BURNINATE THOSE BREAKER BOXES BEFORE THEY BURNINATE YOUR HOUSE
The first order of business here is to rip every last ounce of Fire Protection Eliminated hardware out of your house and replace it with reputable panels and breakers, starting ASAP with the main panel here, as it simply cannot be relied upon to function.
I would start with a minimum of a 42-space, 200A, main breaker panel as the basis for this setup to provide plenty of space for Arc Fault breakers as well as expansion room, with a 54-space or 60-space panel preferable if space and budget allow. The feed to panel B should be rerouted to make it a proper subpanel of panel A at this point as well. Note that this work will definitely require help from the electric utility to pull the meter/shut power off to your house, and may require you to hire a professional, depending on local codes.
Once you're done with that, you can then replace the other panels at a bit more of a comfortable pace and in a more comfortable fashion as well. I would recommend 24-space if not 30-space, 125A, main lug panels as suitable replacements for panels B, C, and D, space permitting (panel B certainly can be replaced this way, while panels C and D may have to be smaller if there isn't a full-width stud bay there to fit the panel into).
Furthermore, while the breakers for major hardware seem to be correctly sized, the breakers for many of the branch circuits are improperly sized and cannot be used as guidance when selecting replacement branch breakers. This means that you will have to look at the size of the wiring on each branch circuit and use it as your guide when deciding between a 15A and a 20A branch breaker for these circuits.
Also, you may notice breaker trips after you do this due to the combination of improper breaker sizing to begin with and the noted tendency of FPE breakers to not do their one and only job. In that case, you will need to pull additional branch circuits and/or redistribute loads in order to stop the breaker tripping.
Send that tankless heater back the way it came, for it's probably not the answer to whatever your hot water woes are
This may sound strange since you already have it sitting in your house, but that tankless heater of yours is probably not the answer to whatever hot water problem prompted all this. Instead, given that your climate is reasonable for an all-electric house, you are better off using a clever device called a split-system heat pump water heater (often called an EcoCute after what they are called in Japan) that uses an indoor tank plumbed to an outdoor heat pump unit that heats the water and sends it back to the tank, where it can then be stored for use.

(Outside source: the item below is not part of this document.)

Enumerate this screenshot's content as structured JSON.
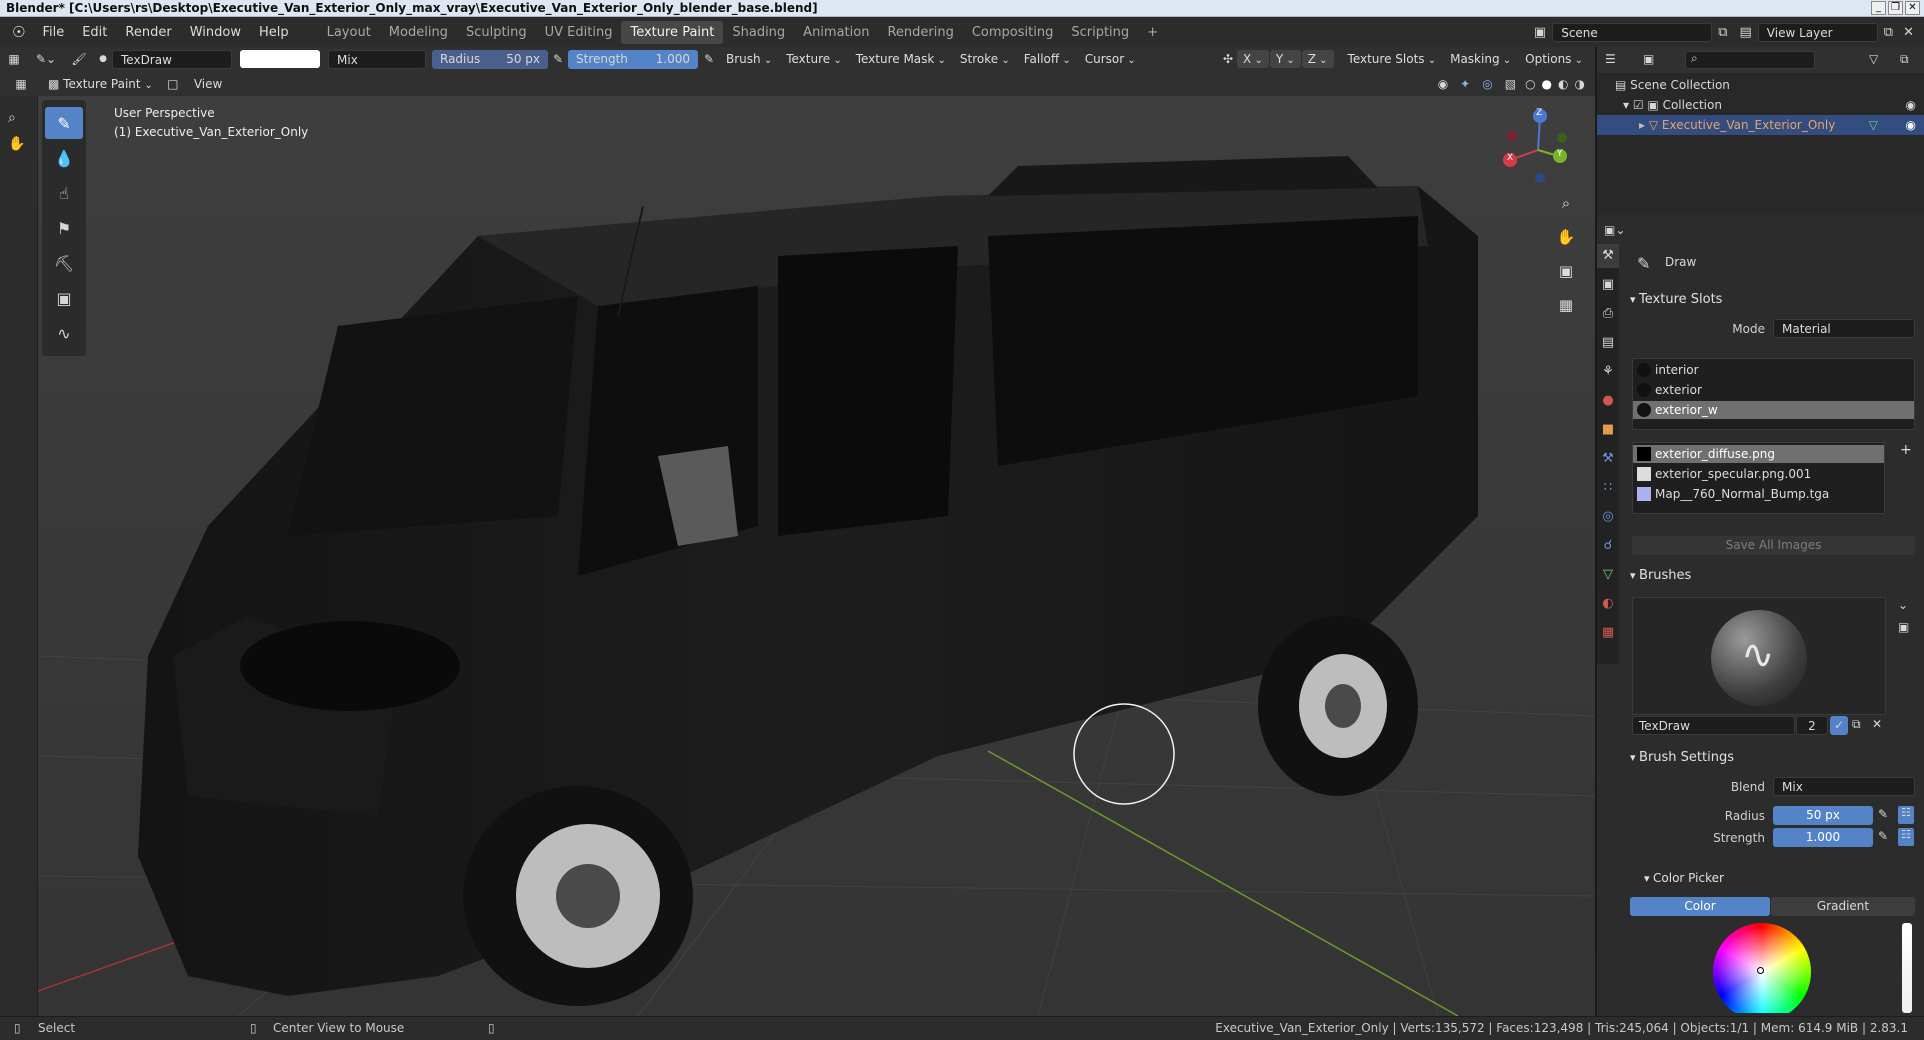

These are more efficient than both standard tank-type heaters and tankless heaters, and provide superior capacity for most applications (with the ability to bring water up to 180°F for storage, and then use a mixing valve to temper it down to a more reasonable temperature for use). In particular, with a tankless heater, whatever efficiency gains you get by removing storage losses in a tank from the equation are lost in the power company needing more spinning reserve running at all times in order to be able to power 112.5A of tankless heater whenever it turns on, instead of 12A of heat pump water heater or even 24A of electric tank heater. (Furthermore, modern electric resistance hot water heaters are very well insulated, with Energy Factor ratings upwards of 0.9.)

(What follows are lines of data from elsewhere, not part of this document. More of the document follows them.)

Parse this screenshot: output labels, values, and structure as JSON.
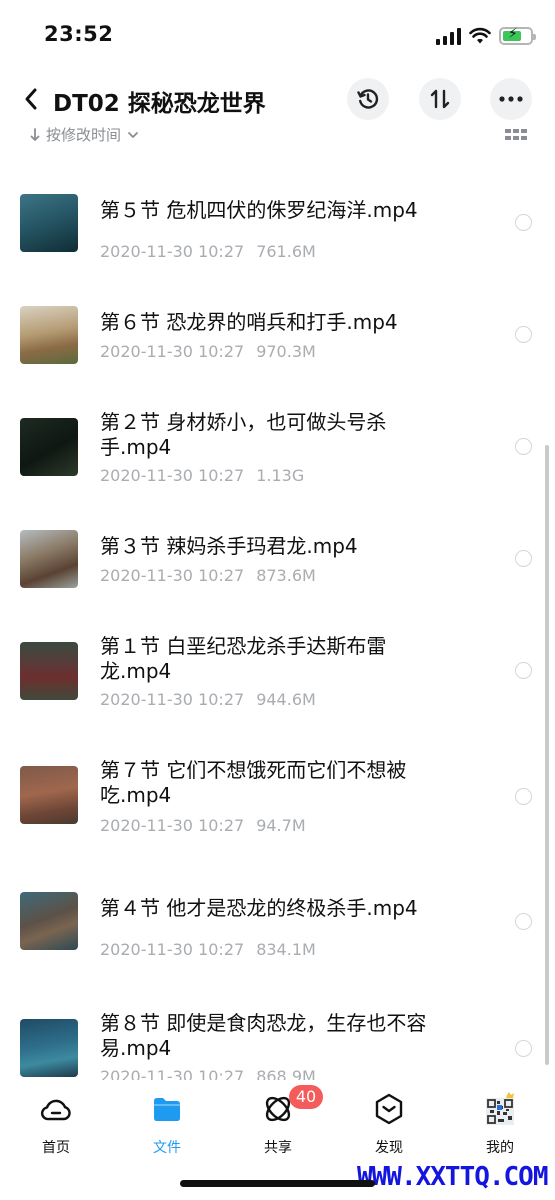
{
  "status_bar": {
    "time": "23:52"
  },
  "header": {
    "title": "DT02 探秘恐龙世界"
  },
  "sort": {
    "label": "按修改时间"
  },
  "files": [
    {
      "name": "第５节 危机四伏的侏罗纪海洋.mp4",
      "date": "2020-11-30 10:27",
      "size": "761.6M"
    },
    {
      "name": "第６节 恐龙界的哨兵和打手.mp4",
      "date": "2020-11-30 10:27",
      "size": "970.3M"
    },
    {
      "name": "第２节 身材娇小，也可做头号杀手.mp4",
      "date": "2020-11-30 10:27",
      "size": "1.13G"
    },
    {
      "name": "第３节 辣妈杀手玛君龙.mp4",
      "date": "2020-11-30 10:27",
      "size": "873.6M"
    },
    {
      "name": "第１节 白垩纪恐龙杀手达斯布雷龙.mp4",
      "date": "2020-11-30 10:27",
      "size": "944.6M"
    },
    {
      "name": "第７节 它们不想饿死而它们不想被吃.mp4",
      "date": "2020-11-30 10:27",
      "size": "94.7M"
    },
    {
      "name": "第４节 他才是恐龙的终极杀手.mp4",
      "date": "2020-11-30 10:27",
      "size": "834.1M"
    },
    {
      "name": "第８节 即使是食肉恐龙，生存也不容易.mp4",
      "date": "2020-11-30 10:27",
      "size": "868.9M"
    }
  ],
  "nav": {
    "home": "首页",
    "files": "文件",
    "share": "共享",
    "share_badge": "40",
    "discover": "发现",
    "mine": "我的"
  },
  "watermark": "WWW.XXTTQ.COM",
  "colors": {
    "accent": "#1e9bf0",
    "badge": "#f45b5b",
    "meta_text": "#a9acb1"
  }
}
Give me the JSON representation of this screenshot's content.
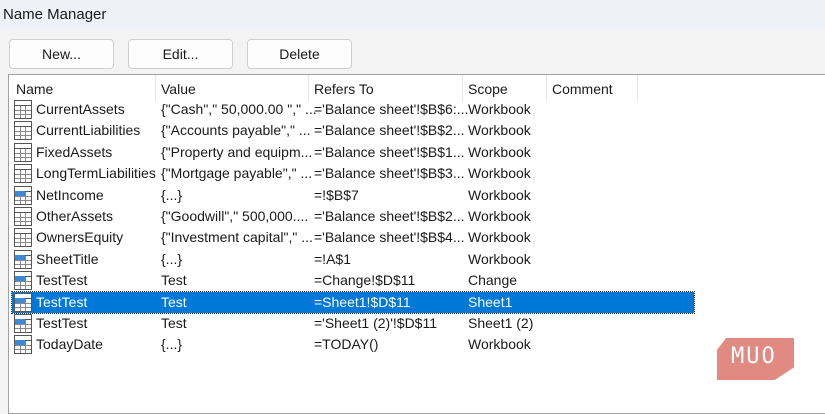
{
  "window": {
    "title": "Name Manager"
  },
  "buttons": {
    "new": "New...",
    "edit": "Edit...",
    "delete": "Delete"
  },
  "columns": [
    "Name",
    "Value",
    "Refers To",
    "Scope",
    "Comment"
  ],
  "rows": [
    {
      "name": "CurrentAssets",
      "value": "{\"Cash\",\" 50,000.00 \",\" ...",
      "refers": "='Balance sheet'!$B$6:...",
      "scope": "Workbook",
      "icon": "range"
    },
    {
      "name": "CurrentLiabilities",
      "value": "{\"Accounts payable\",\" ...",
      "refers": "='Balance sheet'!$B$2...",
      "scope": "Workbook",
      "icon": "range"
    },
    {
      "name": "FixedAssets",
      "value": "{\"Property and equipm...",
      "refers": "='Balance sheet'!$B$1...",
      "scope": "Workbook",
      "icon": "range"
    },
    {
      "name": "LongTermLiabilities",
      "value": "{\"Mortgage payable\",\" ...",
      "refers": "='Balance sheet'!$B$3...",
      "scope": "Workbook",
      "icon": "range"
    },
    {
      "name": "NetIncome",
      "value": "{...}",
      "refers": "=!$B$7",
      "scope": "Workbook",
      "icon": "cell"
    },
    {
      "name": "OtherAssets",
      "value": "{\"Goodwill\",\" 500,000....",
      "refers": "='Balance sheet'!$B$2...",
      "scope": "Workbook",
      "icon": "range"
    },
    {
      "name": "OwnersEquity",
      "value": "{\"Investment capital\",\" ...",
      "refers": "='Balance sheet'!$B$4...",
      "scope": "Workbook",
      "icon": "range"
    },
    {
      "name": "SheetTitle",
      "value": "{...}",
      "refers": "=!A$1",
      "scope": "Workbook",
      "icon": "cell"
    },
    {
      "name": "TestTest",
      "value": "Test",
      "refers": "=Change!$D$11",
      "scope": "Change",
      "icon": "cell"
    },
    {
      "name": "TestTest",
      "value": "Test",
      "refers": "=Sheet1!$D$11",
      "scope": "Sheet1",
      "icon": "cell",
      "selected": true
    },
    {
      "name": "TestTest",
      "value": "Test",
      "refers": "='Sheet1 (2)'!$D$11",
      "scope": "Sheet1 (2)",
      "icon": "cell"
    },
    {
      "name": "TodayDate",
      "value": "{...}",
      "refers": "=TODAY()",
      "scope": "Workbook",
      "icon": "cell"
    }
  ],
  "watermark": "MUO",
  "colors": {
    "selection": "#0078d7",
    "logo": "#e08a82"
  }
}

The one downside to split-system heat pump water heaters is that they require a bit more plumbing than the norm due to their split nature, but this is manageable in many installations, and is one of the keys to their efficiency -- EcoCutes do not have the "parasite load" problem that unitary heat pump water heaters do.
Other efficiency tips
If you want to get maximum performance out of what you put in for a water heating solution, there are two other things you can try. First and foremost is to insulate, or "lag", the hot water pipes in your house with at least R-4 (5/8" thick foam) or better insulation. This reduces standby losses from a well-insulated tank, and also means that the water in the pipes stays hot enough to satisfy short draws from the heater without having to wait for the heater to kick on.
The other upgrade you can make to your plumbing would be to add a drain water heat exchanger (DWHX) to your shower, dishwasher, washing machine, or other high-usage appliances. These can regain 30% of the heat lost in drain water, which is especially important if you do go tankless, to help it keep up with high-usage loads.